Task objective =>
Each line holding the word "remark" must appear in the answer, copied from the entries.

Provided data =>
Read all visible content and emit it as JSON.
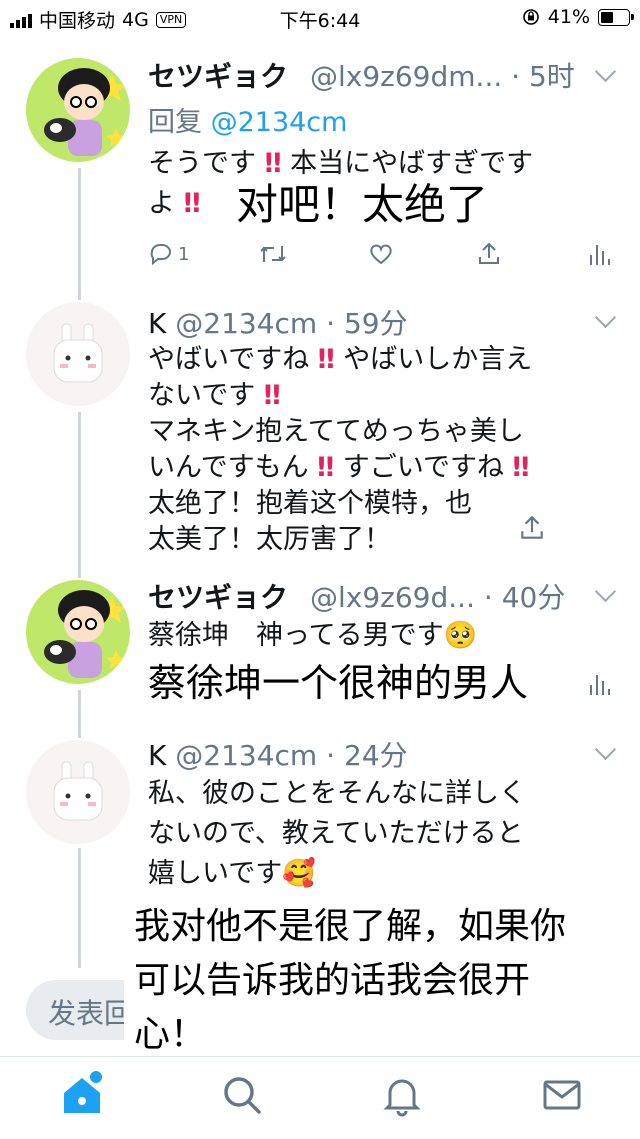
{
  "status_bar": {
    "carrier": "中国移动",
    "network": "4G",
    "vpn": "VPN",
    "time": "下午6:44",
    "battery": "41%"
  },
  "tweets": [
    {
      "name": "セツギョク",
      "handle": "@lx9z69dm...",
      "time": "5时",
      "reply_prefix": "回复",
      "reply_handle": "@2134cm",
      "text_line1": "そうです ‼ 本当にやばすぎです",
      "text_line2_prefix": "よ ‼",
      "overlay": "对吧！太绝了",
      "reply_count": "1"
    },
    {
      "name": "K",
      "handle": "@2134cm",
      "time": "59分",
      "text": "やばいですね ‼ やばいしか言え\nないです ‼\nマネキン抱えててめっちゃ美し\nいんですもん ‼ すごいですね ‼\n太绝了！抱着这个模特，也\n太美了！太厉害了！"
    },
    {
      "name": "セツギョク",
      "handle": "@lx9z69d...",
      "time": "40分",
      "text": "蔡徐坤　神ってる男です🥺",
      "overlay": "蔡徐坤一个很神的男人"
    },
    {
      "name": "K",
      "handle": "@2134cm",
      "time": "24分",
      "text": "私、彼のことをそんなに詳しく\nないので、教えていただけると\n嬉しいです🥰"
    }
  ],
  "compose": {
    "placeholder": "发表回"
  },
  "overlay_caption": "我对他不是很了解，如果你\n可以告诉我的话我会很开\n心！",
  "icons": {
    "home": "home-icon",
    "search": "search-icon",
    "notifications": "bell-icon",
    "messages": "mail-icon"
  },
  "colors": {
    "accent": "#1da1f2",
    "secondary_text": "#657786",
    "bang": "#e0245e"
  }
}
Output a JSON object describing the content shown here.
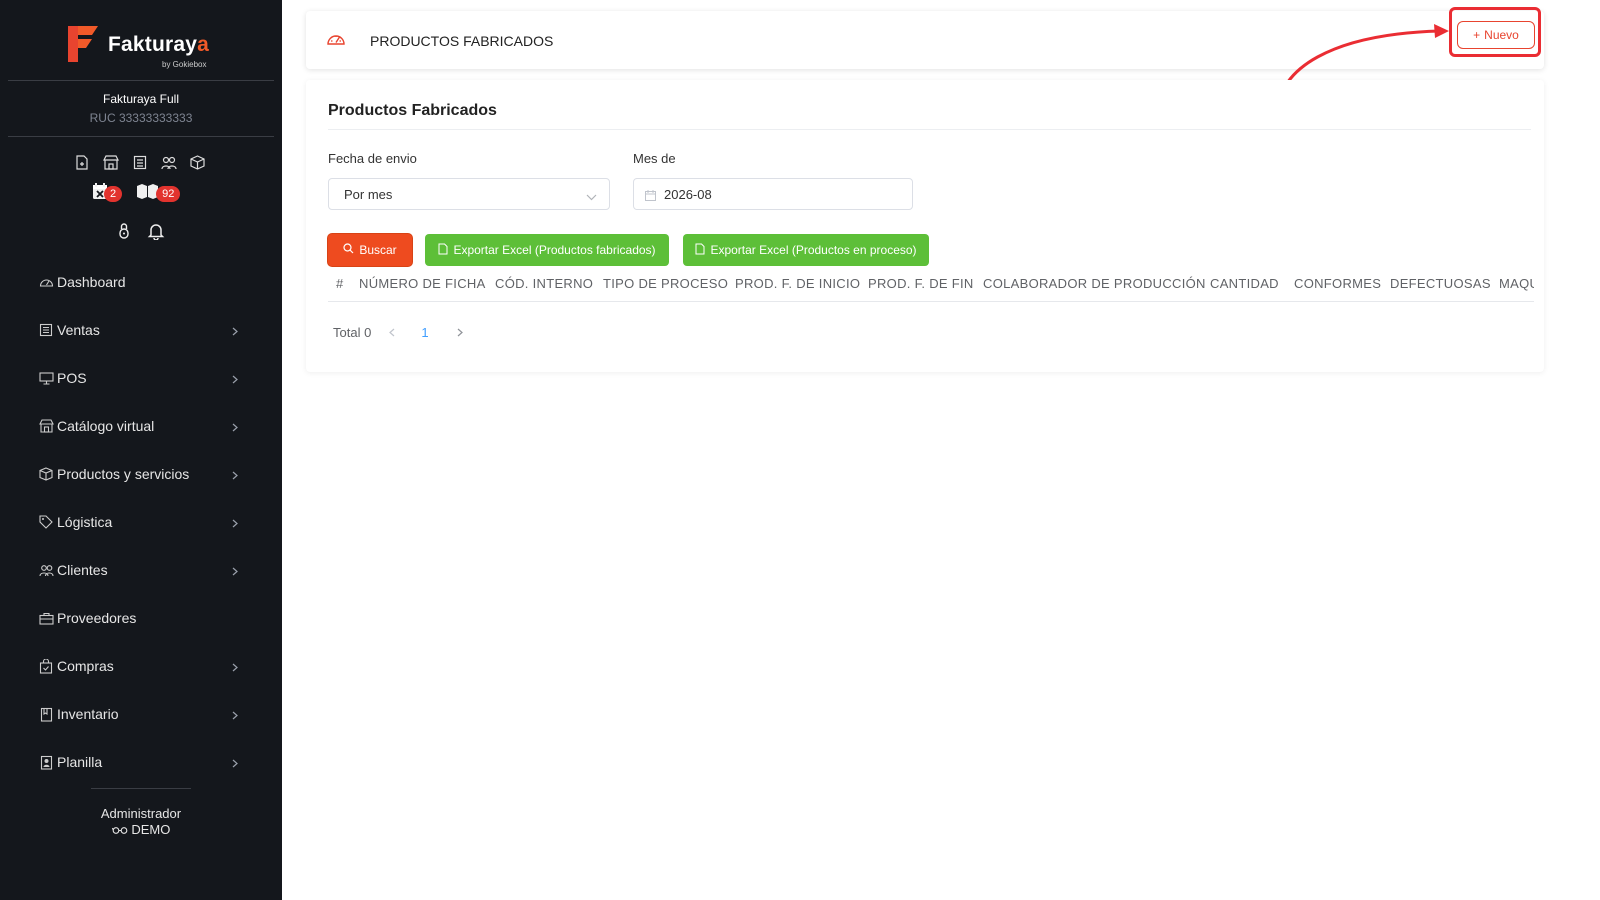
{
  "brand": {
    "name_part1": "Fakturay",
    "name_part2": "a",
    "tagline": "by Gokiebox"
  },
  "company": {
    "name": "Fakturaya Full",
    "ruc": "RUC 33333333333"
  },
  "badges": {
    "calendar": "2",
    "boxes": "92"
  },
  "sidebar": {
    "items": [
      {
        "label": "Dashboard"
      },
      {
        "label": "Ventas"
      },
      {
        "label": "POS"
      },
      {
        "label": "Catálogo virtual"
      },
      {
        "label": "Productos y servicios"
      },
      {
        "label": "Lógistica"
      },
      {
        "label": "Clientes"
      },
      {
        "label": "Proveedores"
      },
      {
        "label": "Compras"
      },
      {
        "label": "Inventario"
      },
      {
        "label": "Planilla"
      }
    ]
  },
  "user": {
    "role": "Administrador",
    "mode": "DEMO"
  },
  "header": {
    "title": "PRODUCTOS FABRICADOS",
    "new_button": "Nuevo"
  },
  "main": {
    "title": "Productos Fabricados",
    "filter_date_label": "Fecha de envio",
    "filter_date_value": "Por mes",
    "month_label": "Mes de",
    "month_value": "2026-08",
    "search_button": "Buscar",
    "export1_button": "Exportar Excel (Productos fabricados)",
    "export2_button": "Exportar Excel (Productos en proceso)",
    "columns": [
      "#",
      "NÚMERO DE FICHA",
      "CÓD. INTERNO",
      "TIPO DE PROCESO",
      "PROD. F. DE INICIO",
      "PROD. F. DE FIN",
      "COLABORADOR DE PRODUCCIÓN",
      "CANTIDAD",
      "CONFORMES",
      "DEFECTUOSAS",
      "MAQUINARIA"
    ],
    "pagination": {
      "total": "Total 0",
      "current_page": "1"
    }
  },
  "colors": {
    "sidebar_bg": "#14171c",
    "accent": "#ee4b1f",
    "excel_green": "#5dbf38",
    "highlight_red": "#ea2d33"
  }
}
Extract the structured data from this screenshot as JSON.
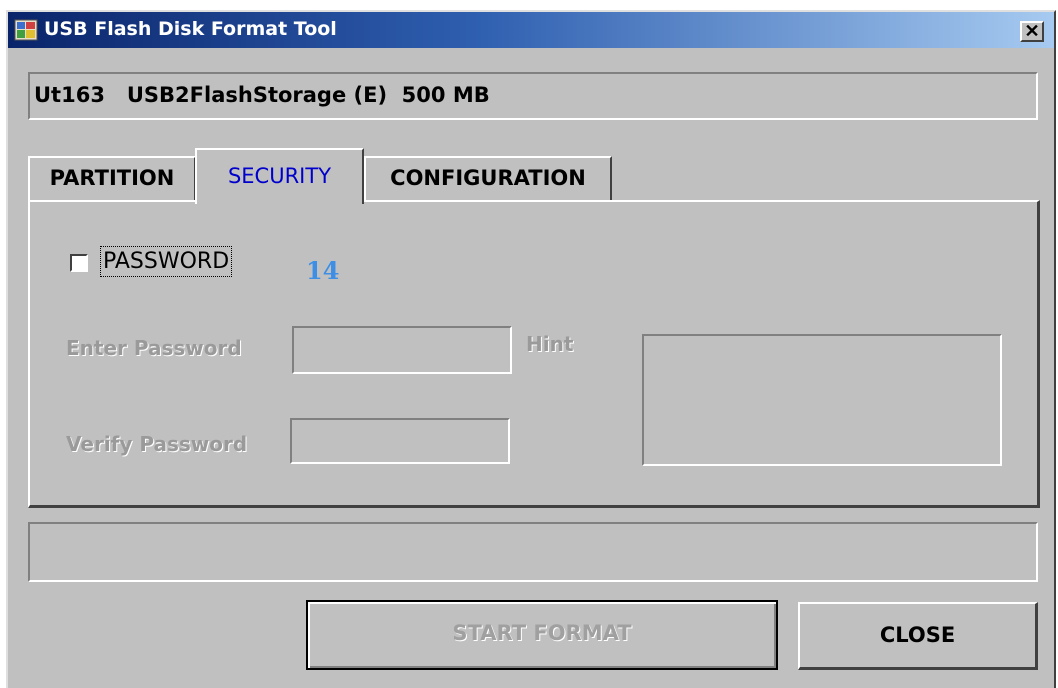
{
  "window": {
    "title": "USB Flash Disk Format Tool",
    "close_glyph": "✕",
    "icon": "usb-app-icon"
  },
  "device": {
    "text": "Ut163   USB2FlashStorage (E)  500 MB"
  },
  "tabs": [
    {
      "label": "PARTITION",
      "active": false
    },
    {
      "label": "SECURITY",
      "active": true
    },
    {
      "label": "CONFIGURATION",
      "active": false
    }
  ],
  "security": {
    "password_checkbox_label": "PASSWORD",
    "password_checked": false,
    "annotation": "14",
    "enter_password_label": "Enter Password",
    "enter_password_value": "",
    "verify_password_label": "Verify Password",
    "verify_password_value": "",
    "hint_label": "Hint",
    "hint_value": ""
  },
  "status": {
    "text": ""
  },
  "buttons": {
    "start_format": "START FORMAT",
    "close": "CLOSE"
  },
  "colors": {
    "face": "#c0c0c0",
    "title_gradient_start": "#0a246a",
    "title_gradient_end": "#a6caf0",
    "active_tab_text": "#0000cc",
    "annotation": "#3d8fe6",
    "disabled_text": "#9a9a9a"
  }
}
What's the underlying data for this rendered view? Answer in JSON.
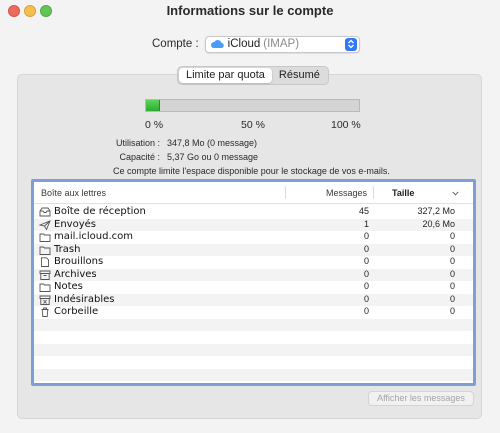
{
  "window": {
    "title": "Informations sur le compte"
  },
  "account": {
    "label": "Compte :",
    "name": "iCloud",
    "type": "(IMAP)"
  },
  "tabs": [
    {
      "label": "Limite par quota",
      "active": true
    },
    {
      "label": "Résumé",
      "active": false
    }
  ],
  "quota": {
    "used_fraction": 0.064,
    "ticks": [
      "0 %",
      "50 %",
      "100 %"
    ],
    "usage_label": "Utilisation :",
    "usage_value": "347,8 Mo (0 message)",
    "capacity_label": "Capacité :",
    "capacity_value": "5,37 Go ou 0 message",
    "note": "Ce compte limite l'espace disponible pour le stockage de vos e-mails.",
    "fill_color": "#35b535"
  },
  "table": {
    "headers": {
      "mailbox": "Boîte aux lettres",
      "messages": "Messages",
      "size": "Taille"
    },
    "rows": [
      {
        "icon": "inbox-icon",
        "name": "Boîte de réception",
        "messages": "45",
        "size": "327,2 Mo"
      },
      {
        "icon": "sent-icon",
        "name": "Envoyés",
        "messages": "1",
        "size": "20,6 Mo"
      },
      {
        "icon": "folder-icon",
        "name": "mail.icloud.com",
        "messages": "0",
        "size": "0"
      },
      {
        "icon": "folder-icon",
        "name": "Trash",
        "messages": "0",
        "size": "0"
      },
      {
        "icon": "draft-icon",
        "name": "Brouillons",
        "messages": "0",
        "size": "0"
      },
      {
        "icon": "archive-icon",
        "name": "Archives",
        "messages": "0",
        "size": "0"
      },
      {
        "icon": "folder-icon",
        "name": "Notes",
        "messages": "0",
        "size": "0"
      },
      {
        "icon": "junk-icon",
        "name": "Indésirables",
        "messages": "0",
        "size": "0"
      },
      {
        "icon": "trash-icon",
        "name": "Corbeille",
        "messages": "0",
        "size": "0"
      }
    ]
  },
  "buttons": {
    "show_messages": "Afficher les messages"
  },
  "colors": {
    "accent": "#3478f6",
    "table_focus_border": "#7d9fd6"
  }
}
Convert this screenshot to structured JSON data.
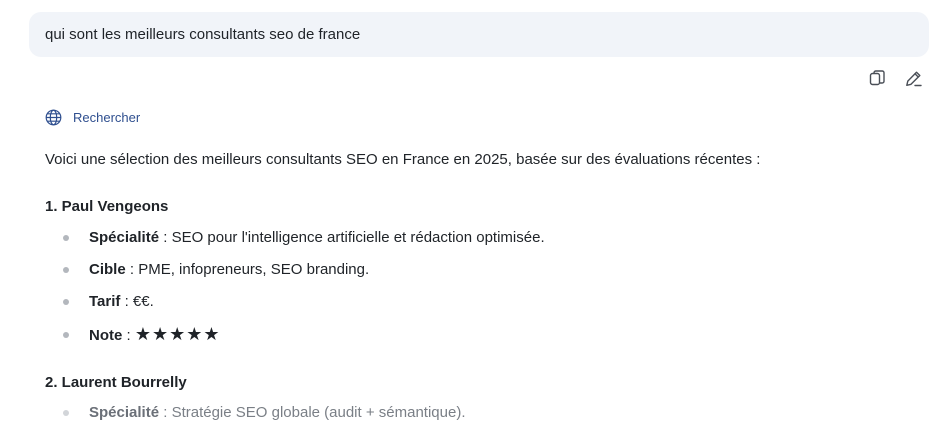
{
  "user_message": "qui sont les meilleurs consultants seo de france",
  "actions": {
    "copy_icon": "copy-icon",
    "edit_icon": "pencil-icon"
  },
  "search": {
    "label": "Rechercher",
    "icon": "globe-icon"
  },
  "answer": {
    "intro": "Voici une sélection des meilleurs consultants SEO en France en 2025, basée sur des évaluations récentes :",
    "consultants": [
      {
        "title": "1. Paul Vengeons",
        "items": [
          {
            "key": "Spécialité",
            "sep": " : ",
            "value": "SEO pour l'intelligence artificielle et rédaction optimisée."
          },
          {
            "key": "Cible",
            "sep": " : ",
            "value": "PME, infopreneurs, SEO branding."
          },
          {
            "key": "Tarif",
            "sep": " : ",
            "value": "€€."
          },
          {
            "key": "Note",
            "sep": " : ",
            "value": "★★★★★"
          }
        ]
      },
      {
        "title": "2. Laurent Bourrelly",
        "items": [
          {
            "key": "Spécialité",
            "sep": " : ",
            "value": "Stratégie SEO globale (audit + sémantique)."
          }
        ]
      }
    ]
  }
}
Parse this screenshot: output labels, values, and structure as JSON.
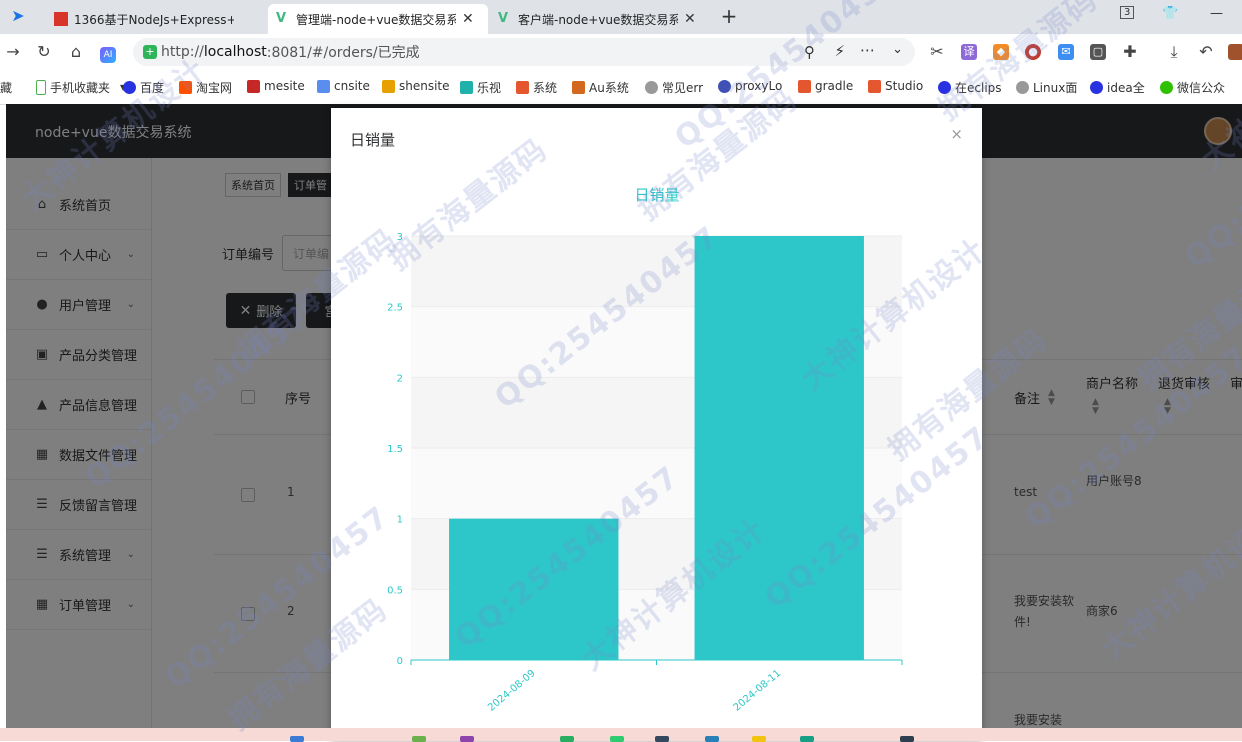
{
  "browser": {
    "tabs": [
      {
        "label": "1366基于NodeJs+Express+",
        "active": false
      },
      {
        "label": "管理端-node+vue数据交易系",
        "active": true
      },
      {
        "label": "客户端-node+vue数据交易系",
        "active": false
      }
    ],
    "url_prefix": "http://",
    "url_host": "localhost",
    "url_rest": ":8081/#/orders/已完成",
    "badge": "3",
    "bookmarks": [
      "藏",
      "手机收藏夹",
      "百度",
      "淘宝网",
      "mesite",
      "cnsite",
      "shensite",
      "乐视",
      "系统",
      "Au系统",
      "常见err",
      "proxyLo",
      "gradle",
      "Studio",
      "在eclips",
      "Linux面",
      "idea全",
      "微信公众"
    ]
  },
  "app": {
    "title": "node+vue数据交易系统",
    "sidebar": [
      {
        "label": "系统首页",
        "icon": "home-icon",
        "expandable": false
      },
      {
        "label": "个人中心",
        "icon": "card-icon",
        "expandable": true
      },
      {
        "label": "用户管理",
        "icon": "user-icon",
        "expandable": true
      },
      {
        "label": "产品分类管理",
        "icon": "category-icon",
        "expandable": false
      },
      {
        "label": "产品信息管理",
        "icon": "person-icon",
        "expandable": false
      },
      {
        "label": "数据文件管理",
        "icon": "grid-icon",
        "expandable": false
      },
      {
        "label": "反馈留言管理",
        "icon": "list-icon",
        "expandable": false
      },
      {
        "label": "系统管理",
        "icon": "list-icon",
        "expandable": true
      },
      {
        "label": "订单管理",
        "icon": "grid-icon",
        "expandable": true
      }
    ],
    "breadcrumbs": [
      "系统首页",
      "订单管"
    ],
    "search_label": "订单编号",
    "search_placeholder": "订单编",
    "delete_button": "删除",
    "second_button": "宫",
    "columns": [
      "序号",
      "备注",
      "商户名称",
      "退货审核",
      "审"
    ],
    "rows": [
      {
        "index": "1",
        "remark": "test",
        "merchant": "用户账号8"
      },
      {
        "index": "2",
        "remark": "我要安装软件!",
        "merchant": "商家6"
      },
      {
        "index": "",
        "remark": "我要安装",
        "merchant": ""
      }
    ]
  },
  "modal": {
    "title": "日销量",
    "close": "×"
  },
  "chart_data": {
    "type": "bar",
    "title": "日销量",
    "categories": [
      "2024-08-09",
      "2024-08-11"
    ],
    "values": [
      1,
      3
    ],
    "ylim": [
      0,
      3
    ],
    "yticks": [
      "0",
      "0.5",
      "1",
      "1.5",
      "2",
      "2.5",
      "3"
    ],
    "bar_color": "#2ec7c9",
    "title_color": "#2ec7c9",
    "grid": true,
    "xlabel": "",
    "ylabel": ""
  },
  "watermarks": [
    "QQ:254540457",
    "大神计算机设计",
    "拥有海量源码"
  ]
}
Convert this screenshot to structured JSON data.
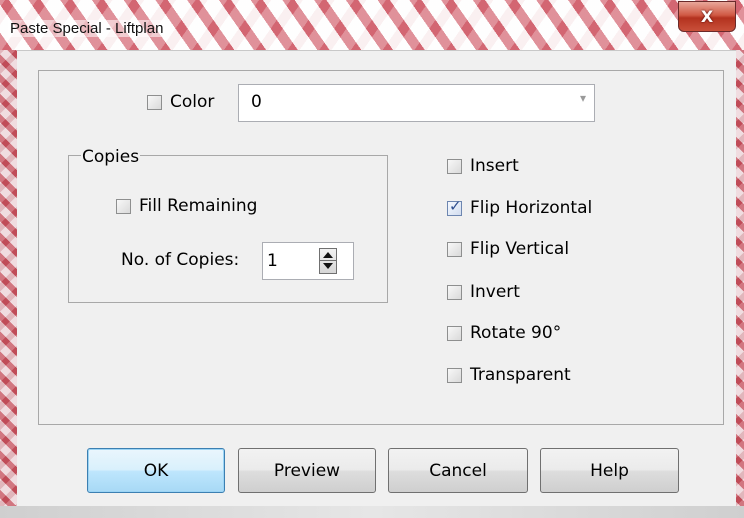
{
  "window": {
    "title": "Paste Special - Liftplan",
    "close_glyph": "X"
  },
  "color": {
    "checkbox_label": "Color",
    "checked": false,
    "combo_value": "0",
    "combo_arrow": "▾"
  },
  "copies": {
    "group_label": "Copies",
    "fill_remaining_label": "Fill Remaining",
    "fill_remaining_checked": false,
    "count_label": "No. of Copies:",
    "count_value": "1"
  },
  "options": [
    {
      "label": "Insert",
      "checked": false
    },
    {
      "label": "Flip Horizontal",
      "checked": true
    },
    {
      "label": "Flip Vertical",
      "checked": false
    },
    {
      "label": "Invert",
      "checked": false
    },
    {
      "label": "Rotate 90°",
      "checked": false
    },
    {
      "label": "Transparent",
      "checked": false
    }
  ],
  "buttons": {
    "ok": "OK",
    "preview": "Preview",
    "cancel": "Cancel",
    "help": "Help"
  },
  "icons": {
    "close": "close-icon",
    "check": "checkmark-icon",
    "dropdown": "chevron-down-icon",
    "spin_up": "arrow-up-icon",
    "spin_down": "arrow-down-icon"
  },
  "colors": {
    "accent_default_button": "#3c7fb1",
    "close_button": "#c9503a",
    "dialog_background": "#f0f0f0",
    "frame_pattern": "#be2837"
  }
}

Answer for the task =>
        "remark": "test",
        "remark": "我要安装软件!",
        "remark": "我要安装",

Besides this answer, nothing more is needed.